● WHAT THE EXERCISE ASKS
Please return the lines of the data that contain "author".

● Data records for software interfaces
++++++++++++++++++++

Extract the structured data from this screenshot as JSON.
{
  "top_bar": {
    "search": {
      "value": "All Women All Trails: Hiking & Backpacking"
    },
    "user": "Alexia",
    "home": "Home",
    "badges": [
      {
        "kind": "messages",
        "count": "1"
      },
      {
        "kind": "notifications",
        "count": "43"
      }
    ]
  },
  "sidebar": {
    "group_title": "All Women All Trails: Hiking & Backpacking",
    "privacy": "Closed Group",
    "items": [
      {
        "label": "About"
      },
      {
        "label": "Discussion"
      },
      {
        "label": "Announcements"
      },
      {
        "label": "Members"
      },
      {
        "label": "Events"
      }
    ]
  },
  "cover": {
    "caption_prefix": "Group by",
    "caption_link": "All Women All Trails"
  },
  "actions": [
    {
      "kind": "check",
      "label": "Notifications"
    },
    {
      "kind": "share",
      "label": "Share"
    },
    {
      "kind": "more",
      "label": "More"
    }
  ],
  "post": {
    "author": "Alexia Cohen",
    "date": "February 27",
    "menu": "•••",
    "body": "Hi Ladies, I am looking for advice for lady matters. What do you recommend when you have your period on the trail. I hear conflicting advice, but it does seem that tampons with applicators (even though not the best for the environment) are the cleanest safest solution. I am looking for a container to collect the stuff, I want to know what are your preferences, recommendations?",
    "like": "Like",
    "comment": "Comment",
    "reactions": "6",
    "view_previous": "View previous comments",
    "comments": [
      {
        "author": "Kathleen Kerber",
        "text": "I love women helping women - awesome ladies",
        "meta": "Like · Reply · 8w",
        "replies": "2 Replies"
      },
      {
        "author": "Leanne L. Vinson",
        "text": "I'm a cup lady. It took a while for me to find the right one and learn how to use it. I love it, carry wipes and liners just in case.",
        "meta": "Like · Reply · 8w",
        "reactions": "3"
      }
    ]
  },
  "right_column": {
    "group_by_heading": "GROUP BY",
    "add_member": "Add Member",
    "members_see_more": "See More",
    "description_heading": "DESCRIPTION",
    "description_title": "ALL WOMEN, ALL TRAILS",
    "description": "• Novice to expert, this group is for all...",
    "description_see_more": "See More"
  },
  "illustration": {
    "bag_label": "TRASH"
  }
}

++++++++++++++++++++

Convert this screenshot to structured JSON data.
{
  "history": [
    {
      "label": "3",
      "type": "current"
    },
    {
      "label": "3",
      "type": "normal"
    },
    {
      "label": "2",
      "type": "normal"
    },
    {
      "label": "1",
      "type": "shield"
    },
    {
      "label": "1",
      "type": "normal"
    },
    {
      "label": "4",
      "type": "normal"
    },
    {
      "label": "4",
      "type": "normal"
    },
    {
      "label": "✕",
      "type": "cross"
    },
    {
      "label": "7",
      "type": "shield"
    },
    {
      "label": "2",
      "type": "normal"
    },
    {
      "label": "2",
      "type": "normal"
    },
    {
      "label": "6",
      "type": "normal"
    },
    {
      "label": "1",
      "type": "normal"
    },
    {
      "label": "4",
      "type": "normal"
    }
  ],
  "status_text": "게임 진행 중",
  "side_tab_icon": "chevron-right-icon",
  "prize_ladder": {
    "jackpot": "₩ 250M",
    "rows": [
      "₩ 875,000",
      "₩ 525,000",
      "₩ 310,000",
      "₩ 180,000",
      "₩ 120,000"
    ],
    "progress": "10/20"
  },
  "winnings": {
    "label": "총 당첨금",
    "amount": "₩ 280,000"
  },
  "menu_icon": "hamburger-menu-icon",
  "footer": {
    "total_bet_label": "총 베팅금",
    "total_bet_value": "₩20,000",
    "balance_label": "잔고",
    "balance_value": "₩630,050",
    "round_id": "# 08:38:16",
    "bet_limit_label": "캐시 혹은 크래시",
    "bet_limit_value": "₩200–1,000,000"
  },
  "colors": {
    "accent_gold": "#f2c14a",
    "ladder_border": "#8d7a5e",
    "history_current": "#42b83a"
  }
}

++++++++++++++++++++

● ANSWER SECTION
    "author": "Alexia Cohen",
        "author": "Kathleen Kerber",
        "author": "Leanne L. Vinson",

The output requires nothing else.